▶ **What you should do**
Go through the lines below and copy any that hold the string "false".

▶ **Extracted material**
=======

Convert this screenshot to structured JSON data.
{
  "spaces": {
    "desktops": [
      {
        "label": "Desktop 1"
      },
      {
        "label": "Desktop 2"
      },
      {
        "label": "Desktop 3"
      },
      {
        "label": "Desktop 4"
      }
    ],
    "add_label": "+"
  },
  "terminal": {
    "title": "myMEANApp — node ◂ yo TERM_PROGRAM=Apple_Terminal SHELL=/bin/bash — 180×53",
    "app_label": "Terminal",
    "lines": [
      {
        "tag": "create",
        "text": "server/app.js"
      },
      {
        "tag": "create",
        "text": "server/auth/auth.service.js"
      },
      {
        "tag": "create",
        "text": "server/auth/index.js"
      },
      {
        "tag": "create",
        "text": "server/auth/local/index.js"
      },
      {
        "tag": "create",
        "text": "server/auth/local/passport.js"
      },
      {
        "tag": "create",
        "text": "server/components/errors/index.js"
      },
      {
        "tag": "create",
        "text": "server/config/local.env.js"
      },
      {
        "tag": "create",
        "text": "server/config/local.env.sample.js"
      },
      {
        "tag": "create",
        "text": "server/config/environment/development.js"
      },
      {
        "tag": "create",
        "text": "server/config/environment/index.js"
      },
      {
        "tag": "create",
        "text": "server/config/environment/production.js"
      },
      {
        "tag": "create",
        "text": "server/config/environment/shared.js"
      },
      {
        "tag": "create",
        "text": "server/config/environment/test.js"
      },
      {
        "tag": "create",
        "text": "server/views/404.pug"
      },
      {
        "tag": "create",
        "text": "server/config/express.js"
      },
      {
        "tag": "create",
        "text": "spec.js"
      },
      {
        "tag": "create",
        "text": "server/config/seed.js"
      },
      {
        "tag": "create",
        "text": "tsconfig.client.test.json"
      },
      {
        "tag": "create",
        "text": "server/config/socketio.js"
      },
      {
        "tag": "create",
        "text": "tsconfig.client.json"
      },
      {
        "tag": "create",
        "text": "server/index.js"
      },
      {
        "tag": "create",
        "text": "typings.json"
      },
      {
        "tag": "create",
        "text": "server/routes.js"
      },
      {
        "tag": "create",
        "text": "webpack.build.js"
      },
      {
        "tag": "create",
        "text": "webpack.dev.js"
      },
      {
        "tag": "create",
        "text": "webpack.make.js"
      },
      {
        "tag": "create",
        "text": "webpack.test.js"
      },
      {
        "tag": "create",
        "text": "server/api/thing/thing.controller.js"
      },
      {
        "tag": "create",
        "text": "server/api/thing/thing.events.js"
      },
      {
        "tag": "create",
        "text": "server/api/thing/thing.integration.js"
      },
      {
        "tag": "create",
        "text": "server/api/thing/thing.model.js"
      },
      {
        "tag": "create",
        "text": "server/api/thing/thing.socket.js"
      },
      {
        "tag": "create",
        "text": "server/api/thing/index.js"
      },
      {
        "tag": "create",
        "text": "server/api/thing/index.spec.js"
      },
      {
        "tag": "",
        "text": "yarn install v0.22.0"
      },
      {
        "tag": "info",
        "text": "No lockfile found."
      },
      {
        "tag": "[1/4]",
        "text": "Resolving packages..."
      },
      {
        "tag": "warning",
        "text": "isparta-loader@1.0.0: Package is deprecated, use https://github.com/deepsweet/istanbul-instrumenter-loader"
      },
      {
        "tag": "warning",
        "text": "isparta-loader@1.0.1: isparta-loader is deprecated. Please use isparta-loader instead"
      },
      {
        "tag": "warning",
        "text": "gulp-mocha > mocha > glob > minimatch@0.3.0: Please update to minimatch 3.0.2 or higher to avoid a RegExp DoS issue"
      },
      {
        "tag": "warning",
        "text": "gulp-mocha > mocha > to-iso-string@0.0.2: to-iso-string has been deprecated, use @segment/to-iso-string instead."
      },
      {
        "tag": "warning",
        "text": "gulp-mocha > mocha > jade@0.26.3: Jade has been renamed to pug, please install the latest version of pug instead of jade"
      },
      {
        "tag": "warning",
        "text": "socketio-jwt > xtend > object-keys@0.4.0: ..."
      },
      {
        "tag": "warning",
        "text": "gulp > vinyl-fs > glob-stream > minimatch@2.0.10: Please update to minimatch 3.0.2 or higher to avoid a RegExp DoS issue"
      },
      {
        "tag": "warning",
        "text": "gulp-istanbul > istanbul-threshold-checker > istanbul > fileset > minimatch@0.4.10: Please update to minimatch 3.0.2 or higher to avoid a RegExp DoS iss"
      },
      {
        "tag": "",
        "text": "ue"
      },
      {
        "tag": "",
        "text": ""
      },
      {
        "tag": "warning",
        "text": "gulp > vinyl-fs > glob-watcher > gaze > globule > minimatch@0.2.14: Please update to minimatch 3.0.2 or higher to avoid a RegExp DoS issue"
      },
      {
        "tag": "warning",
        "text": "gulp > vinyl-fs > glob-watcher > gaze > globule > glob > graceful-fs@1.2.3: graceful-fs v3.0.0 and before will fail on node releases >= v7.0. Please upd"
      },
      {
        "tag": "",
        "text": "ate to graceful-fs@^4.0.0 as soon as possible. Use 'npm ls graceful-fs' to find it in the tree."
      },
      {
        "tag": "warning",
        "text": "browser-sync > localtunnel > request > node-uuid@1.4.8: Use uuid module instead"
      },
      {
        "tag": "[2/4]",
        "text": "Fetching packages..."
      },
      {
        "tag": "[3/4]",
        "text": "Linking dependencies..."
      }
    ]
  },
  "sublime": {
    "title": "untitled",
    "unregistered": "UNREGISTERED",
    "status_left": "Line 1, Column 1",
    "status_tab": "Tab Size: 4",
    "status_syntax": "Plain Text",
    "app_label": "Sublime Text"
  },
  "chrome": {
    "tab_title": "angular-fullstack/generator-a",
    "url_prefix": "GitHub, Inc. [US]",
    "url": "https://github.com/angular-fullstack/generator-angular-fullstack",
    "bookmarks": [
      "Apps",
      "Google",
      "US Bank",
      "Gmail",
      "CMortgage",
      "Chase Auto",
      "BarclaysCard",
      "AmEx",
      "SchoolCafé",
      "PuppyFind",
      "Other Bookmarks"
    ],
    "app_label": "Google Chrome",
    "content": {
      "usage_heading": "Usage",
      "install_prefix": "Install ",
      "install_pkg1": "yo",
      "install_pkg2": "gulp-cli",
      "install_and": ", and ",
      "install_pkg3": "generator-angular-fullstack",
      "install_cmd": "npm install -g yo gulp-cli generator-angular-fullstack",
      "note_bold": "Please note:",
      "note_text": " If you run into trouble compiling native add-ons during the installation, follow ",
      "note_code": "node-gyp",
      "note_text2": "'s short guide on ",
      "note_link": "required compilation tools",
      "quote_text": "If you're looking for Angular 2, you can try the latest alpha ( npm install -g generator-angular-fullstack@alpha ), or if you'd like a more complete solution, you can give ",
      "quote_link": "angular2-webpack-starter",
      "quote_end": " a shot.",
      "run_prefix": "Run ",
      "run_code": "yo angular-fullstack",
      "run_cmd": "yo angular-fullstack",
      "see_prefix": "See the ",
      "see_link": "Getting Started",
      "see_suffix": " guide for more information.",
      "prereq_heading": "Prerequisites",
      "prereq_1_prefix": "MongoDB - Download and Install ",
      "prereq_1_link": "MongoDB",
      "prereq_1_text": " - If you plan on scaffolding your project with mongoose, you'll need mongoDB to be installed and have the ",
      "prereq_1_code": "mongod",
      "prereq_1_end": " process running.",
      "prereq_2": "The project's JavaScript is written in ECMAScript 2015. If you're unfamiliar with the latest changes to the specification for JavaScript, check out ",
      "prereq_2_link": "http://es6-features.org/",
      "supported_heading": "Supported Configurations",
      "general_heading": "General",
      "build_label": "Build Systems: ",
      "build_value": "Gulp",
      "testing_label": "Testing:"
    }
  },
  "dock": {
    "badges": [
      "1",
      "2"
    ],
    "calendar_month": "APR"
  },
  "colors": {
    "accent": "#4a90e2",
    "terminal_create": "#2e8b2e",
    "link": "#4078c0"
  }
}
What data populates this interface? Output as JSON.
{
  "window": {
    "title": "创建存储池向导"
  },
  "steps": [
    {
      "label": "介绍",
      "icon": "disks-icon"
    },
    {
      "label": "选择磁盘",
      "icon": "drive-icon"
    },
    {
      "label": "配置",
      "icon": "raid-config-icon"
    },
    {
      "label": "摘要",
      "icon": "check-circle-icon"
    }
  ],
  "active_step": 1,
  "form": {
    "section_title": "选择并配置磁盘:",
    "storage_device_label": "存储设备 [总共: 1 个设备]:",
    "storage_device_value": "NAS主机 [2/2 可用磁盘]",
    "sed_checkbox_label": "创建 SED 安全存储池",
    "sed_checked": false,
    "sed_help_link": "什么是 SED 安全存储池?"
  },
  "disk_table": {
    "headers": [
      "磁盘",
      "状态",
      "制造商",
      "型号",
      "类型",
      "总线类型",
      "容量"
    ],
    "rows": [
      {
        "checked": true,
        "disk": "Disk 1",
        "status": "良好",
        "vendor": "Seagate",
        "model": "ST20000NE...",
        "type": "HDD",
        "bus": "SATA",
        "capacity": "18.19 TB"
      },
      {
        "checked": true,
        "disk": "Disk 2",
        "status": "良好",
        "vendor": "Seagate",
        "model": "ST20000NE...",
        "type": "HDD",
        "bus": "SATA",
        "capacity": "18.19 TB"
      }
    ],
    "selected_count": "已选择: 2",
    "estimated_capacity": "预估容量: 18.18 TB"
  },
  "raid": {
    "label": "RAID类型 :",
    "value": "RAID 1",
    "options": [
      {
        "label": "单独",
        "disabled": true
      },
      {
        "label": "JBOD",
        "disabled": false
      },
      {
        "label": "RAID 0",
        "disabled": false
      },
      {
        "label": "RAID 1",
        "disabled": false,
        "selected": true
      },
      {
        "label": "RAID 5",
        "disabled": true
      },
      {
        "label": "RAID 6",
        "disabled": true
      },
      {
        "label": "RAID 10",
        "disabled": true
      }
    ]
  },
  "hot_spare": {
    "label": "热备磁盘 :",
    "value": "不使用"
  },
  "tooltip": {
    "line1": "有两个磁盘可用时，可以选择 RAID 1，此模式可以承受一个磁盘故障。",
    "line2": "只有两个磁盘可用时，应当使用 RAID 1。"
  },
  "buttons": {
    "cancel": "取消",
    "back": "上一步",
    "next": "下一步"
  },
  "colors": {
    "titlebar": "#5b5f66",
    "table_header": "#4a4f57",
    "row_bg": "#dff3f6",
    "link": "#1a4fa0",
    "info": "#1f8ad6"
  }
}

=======

▶ **Exercise answer**
    "sed_checked": false,
        "disabled": false
        "disabled": false
        "disabled": false,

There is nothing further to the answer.